Element data from apps and pages —
>>>>>

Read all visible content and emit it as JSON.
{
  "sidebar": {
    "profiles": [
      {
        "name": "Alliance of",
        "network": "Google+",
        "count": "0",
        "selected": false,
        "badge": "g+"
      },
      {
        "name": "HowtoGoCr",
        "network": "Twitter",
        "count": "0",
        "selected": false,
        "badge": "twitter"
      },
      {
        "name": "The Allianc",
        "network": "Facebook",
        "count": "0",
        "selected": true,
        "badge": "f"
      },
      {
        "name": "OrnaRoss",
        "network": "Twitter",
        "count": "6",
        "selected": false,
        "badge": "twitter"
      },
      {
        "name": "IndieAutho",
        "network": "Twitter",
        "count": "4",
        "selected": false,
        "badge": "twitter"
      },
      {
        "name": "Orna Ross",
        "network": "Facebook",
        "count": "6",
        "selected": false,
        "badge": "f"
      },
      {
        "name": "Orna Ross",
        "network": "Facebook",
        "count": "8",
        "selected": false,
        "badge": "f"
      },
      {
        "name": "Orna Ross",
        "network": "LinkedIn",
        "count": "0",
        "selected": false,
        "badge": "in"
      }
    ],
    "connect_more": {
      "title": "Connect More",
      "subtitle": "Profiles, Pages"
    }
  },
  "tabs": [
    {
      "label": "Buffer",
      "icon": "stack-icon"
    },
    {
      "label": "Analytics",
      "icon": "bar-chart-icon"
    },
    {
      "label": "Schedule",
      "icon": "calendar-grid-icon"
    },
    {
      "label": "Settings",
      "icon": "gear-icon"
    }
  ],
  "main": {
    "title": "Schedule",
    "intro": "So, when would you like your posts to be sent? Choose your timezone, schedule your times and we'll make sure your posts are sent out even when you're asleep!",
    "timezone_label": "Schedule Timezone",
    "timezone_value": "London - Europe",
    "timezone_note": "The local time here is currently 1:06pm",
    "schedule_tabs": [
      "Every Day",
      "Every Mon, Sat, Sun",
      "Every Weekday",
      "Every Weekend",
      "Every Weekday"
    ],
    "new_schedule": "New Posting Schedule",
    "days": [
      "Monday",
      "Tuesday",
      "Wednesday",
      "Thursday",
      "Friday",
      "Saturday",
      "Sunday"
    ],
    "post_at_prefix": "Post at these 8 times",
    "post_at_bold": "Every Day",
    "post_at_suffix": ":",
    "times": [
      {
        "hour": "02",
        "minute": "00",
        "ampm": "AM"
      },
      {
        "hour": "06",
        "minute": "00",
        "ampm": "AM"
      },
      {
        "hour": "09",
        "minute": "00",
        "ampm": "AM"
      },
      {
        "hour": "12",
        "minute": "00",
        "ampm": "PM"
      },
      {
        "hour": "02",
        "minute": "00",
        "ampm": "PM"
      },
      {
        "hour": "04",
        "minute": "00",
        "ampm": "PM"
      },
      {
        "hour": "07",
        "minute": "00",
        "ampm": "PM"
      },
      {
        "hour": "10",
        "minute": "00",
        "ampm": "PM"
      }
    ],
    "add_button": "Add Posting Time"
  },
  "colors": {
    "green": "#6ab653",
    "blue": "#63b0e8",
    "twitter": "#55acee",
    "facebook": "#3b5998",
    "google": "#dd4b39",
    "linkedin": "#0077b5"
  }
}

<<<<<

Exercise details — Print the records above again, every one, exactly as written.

Result —
Read all visible content and emit it as JSON.
{
  "sidebar": {
    "profiles": [
      {
        "name": "Alliance of",
        "network": "Google+",
        "count": "0",
        "selected": false,
        "badge": "g+"
      },
      {
        "name": "HowtoGoCr",
        "network": "Twitter",
        "count": "0",
        "selected": false,
        "badge": "twitter"
      },
      {
        "name": "The Allianc",
        "network": "Facebook",
        "count": "0",
        "selected": true,
        "badge": "f"
      },
      {
        "name": "OrnaRoss",
        "network": "Twitter",
        "count": "6",
        "selected": false,
        "badge": "twitter"
      },
      {
        "name": "IndieAutho",
        "network": "Twitter",
        "count": "4",
        "selected": false,
        "badge": "twitter"
      },
      {
        "name": "Orna Ross",
        "network": "Facebook",
        "count": "6",
        "selected": false,
        "badge": "f"
      },
      {
        "name": "Orna Ross",
        "network": "Facebook",
        "count": "8",
        "selected": false,
        "badge": "f"
      },
      {
        "name": "Orna Ross",
        "network": "LinkedIn",
        "count": "0",
        "selected": false,
        "badge": "in"
      }
    ],
    "connect_more": {
      "title": "Connect More",
      "subtitle": "Profiles, Pages"
    }
  },
  "tabs": [
    {
      "label": "Buffer",
      "icon": "stack-icon"
    },
    {
      "label": "Analytics",
      "icon": "bar-chart-icon"
    },
    {
      "label": "Schedule",
      "icon": "calendar-grid-icon"
    },
    {
      "label": "Settings",
      "icon": "gear-icon"
    }
  ],
  "main": {
    "title": "Schedule",
    "intro": "So, when would you like your posts to be sent? Choose your timezone, schedule your times and we'll make sure your posts are sent out even when you're asleep!",
    "timezone_label": "Schedule Timezone",
    "timezone_value": "London - Europe",
    "timezone_note": "The local time here is currently 1:06pm",
    "schedule_tabs": [
      "Every Day",
      "Every Mon, Sat, Sun",
      "Every Weekday",
      "Every Weekend",
      "Every Weekday"
    ],
    "new_schedule": "New Posting Schedule",
    "days": [
      "Monday",
      "Tuesday",
      "Wednesday",
      "Thursday",
      "Friday",
      "Saturday",
      "Sunday"
    ],
    "post_at_prefix": "Post at these 8 times",
    "post_at_bold": "Every Day",
    "post_at_suffix": ":",
    "times": [
      {
        "hour": "02",
        "minute": "00",
        "ampm": "AM"
      },
      {
        "hour": "06",
        "minute": "00",
        "ampm": "AM"
      },
      {
        "hour": "09",
        "minute": "00",
        "ampm": "AM"
      },
      {
        "hour": "12",
        "minute": "00",
        "ampm": "PM"
      },
      {
        "hour": "02",
        "minute": "00",
        "ampm": "PM"
      },
      {
        "hour": "04",
        "minute": "00",
        "ampm": "PM"
      },
      {
        "hour": "07",
        "minute": "00",
        "ampm": "PM"
      },
      {
        "hour": "10",
        "minute": "00",
        "ampm": "PM"
      }
    ],
    "add_button": "Add Posting Time"
  },
  "colors": {
    "green": "#6ab653",
    "blue": "#63b0e8",
    "twitter": "#55acee",
    "facebook": "#3b5998",
    "google": "#dd4b39",
    "linkedin": "#0077b5"
  }
}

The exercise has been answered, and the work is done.